Mayor-in-waiting Sergei Sobyanin will push forward with the divestment of city assets, possibly yielding $10 billion per year, and bring more competition to the construction and utilities markets, but he is unlikely to review controversial deals done by his predecessor, analysts said.
“We don’t see any immediate credit implications that affect the rating of Moscow following the change of the city’s mayor,” said Alexander Proklov, a senior analyst at Moody’s rating agency.
“We do not see any changes in the short term,” said Felix Ejgel of Standard & Poor’s, which is maintaining its rating of the city at BBB.
Sobyanin, who is set to be confirmed by the Moscow City Duma on Thursday, will inherit the strongest regional economy in the country. Moscow’s annual budget is 1.25 trillion rubles, or just over $40 billion. It accounts for about 20 percent of the country’s gross domestic product and is the most popular destination in Russia for international investors.
The city is running a 190 billion ruble budget deficit in 2010, according to City Hall’s web site, but its bond issues are successful and it is expected to have no trouble in narrowing the gap or raising extra debt in the future.
With a BAA1 rating and a stable outlook, Moody’s puts the city on par with the Russian Federation itself.
About 848 billion rubles ($27 billion), or 80 percent of city’s revenue, comes from corporate profit tax and personal income tax — both of which are set by the federal government. That means Sobyanin has little chance to restructure his revenue streams.
“That’s one of the key factors why we think the rating and outlook is stable. The new mayor can’t increase or decrease key tax rates, nor can he introduce new taxes or abolish old ones,” Proklov said.
One area where Sobyanin will have room to maneuver is the city’s vast and unwieldy property and real estate portfolio.

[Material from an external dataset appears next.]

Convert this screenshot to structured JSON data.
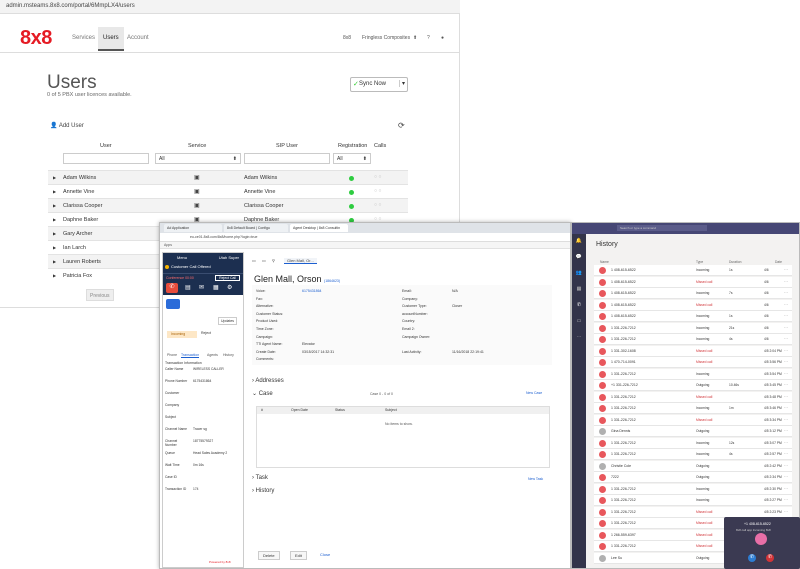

The city government controls an empire of companies that could be transformed into private entities.
Assets include so-called state unitary enterprises, like the Moscow metro, and joint stock companies that the city directly or indirectly controls through shareholder stakes. These include pharmacies, an oil refinery, the Atlant-Soyuz airline and Bank of Moscow — in which it holds a total of 69 percent. Ejgel estimates that the city’s holdings include “several hundred companies.”
First Deputy Prime Minister Igor Shuvalov said Oct. 8 that selling assets belonging to cities such as Moscow and St. Petersburg could generate 300 billion rubles a year, which is comparable to what the federal privatization program expects.
One of former Mayor Yury Luzhkov’s last acts in office was to approve a program of privatization to 2013. The document, dated Sept. 14 and published on City Hall’s web site, lists 30 state unitary enterprises and 29 joint stock companies that the government wants to privatize or sell its stakes in by 2013.
The list includes a 50 percent stake in the Radisson SAS hotel — which alone is estimated at $60 million — as well as a 20 percent stake in Moskva-Krasniye Kholmy, which owns Swissotel, and 26 percent in Avia-Bizness-Terminal, which operates Vnukovo 3.
Repeated calls to the city property department went unanswered Tuesday and Wednesday. Other city officials denied any knowledge of impending property sales. “It is all at the level of rumors. I can’t tell you anything,” said a spokeswoman for the Moscow City debt department.
“The question of the policy of managing our shares is not a political question; it is economic,” said Yevgeny Kozlov, assistant to the chief of the city finance department.
It is widely assumed that Sobyanin will continue Luzhkov’s policy of divestment. “They’ve chosen between 10 and 20 strategic companies that they want to maintain control of, and some others they want to keep a stake in. But the rest they may gradually divest,” said Ejgel of Standard & Poor’s.
While the strategy of divestment is intended to rationalize asset management and boost the private sector, funds generated will also help Sobyanin with one of his other major tasks received from President Dmitry Medvedev: improving infrastructure to reduce congestion.
“Even though the budget is large, there is a lack of long-term financial planning which does not allow the city to use funds effectively,” Ejgel said. “To raise funds for infrastructure they will probably either sell some assets, improve spending efficiency or raise debt.”